The undeclared war between Israel and Iran took a dangerous turn on Monday, after years of tit-for-tat targeting between the two countries, and often played out in Arab countries. Expectations are that Iran will seek to re-establish its deterrence, whether by responding directly or by using its extensive and destabilising network of regional proxies to hit back against Israeli and US targets in the region.

There has been much speculation about what might follow Damascus, but those who claim that this attack and others like it are executed to protect Israel from its main regional enemy should ask themselves the following: is the country really any safer today that it was before Monday? Arguably, no, and it is the decades-long failure to resolve the Palestinian question that endangers Israel’s security more than anything else.

This is not to suggest that the IRGC has been anything but a malign force for instability in the Middle East – its meddling in other countries’ conflicts is something that continues to fuel Iran’s international isolation, and its bellicose rhetoric and action against Israel are almost guaranteed to draw a lethal response. But the Israeli strike in Damascus was so unprecedented and in violation of international norms that, when coupled with its continuing war on Gaza and occupation in the West Bank, the country faces increasing political and diplomatic isolation of its own.

The question facing Israel’s public is this: is anything that the current government is doing making the country safer or moving it closer to recovering its hostages?
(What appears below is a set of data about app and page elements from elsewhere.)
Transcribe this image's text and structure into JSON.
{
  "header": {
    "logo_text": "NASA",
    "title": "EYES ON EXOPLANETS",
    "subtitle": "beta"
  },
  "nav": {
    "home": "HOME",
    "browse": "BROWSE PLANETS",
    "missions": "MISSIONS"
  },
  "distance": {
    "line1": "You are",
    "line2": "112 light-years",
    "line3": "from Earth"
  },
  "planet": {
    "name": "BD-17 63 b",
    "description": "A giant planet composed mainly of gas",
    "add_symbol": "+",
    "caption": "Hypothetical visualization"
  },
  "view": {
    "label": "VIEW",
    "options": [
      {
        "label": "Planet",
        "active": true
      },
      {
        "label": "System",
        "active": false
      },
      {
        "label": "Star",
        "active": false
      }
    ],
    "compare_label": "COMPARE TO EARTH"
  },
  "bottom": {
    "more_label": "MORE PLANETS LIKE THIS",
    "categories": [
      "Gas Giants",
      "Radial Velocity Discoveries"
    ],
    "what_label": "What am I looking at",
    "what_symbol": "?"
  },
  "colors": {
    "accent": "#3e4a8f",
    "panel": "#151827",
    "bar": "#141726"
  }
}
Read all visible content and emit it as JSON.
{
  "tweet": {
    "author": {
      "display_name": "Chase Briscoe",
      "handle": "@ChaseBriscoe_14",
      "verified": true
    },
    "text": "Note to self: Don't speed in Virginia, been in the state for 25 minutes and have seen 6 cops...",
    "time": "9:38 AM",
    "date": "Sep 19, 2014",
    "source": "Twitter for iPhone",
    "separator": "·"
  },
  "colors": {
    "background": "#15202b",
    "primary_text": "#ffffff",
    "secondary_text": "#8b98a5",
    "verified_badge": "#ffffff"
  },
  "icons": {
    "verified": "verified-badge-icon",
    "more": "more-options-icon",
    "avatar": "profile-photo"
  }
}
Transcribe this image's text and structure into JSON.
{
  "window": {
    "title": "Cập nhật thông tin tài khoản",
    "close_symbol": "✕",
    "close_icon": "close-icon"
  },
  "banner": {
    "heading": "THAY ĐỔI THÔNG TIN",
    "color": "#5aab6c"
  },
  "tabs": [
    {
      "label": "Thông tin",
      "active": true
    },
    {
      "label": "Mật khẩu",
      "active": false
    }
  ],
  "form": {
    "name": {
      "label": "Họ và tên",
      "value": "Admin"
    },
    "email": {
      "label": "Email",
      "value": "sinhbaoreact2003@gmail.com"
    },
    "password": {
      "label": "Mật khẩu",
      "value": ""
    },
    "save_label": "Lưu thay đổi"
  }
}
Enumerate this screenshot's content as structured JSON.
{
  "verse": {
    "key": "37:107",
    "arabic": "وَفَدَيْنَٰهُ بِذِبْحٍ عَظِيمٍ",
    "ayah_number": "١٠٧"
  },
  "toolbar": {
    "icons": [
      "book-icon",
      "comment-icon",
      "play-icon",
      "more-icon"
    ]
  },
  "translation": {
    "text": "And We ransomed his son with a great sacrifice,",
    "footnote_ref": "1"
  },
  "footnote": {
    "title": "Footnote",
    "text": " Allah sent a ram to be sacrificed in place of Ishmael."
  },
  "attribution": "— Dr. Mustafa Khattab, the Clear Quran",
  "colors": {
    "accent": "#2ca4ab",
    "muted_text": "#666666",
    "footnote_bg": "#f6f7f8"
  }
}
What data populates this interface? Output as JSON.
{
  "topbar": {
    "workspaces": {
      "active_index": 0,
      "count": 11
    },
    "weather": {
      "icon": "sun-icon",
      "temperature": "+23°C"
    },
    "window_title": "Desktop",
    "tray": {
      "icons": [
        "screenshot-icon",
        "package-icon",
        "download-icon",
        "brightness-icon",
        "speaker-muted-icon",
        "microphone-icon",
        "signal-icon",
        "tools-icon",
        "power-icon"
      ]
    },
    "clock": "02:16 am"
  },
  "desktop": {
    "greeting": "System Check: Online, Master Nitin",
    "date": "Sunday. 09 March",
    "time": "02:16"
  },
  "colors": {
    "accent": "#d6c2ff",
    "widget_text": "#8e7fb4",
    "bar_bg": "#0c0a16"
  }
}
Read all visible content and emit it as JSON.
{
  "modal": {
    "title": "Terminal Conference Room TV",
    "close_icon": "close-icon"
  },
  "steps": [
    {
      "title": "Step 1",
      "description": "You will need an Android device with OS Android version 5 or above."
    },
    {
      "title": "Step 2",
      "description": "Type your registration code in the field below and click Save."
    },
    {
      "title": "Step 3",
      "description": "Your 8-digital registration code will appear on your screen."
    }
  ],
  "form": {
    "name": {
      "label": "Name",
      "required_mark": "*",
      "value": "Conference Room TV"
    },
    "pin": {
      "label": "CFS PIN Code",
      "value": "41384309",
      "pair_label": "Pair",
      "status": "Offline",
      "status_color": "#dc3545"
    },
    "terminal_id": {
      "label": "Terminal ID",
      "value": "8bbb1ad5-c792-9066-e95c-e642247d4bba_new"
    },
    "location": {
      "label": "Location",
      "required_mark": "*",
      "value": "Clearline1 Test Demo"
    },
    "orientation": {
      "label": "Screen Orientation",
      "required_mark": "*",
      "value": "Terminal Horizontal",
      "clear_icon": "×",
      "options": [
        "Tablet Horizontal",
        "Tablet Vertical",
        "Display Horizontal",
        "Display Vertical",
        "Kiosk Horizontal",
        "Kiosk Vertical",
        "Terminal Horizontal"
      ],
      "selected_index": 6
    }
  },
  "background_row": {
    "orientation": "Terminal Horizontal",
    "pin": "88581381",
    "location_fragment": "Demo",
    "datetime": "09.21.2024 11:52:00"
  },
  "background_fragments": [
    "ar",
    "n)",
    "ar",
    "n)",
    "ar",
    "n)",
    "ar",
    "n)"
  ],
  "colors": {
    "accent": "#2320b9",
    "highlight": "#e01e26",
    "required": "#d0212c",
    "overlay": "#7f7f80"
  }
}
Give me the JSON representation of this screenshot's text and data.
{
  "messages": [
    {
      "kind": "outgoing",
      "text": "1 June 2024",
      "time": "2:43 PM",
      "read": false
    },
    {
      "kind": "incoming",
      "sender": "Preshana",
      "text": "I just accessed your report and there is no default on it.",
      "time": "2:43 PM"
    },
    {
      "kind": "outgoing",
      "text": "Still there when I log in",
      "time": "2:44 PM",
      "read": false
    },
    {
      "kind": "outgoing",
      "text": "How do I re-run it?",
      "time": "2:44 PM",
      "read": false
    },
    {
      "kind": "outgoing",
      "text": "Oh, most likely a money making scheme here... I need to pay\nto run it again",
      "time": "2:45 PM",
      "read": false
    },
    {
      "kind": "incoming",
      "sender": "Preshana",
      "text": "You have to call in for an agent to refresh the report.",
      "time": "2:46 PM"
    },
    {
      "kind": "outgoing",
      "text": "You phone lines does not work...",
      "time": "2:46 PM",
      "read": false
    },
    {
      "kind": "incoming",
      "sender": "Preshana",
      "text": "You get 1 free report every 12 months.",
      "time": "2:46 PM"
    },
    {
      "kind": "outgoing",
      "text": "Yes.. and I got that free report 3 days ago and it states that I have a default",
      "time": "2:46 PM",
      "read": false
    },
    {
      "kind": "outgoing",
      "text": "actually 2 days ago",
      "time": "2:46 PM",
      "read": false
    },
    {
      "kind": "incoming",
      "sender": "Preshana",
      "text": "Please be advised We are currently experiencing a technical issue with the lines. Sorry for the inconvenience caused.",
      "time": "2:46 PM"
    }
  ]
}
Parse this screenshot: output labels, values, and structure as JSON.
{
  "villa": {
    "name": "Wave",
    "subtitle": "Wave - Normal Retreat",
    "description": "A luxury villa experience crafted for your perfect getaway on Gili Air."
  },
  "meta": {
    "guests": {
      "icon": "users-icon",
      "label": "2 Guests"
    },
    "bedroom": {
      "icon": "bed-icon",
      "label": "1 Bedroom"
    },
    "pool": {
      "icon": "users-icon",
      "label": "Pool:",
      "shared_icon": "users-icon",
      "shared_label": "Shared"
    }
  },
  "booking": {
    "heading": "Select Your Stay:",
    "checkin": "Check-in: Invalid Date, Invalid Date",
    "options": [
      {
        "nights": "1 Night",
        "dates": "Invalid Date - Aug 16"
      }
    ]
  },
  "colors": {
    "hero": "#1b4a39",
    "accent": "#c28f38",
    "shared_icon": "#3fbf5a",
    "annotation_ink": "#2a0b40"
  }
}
In the past week alone, the world has seen Israeli forces reduce Gaza’s Al Shifa Hospital to rubble and repeatedly bomb a convoy of international aid workers. Hunger, disease and death stalk the Palestinian enclave, and Israeli actions have led to the suspension of international aid efforts. In fact, what we are seeing are tactics without strategy, authorised by an Israeli leadership that is impervious to persuasion, even from its main US partner.

Far from establishing security for the country, Israel’s actions are making things worse. Strikes on IRGC figures may set back the so-called Axis of Resistance, but from Lebanon to Yemen, Iran-backed proxies will prepare to respond. Without an end to the bloodshed in Gaza and even a tentative attempt to end the occupation,, it seems near impossible to get Israel on a path that isn't set on a trajectory of chronic instability, isolation and insecurity that it cannot bomb itself out of.

Published: April 04, 2024, 3:00 AM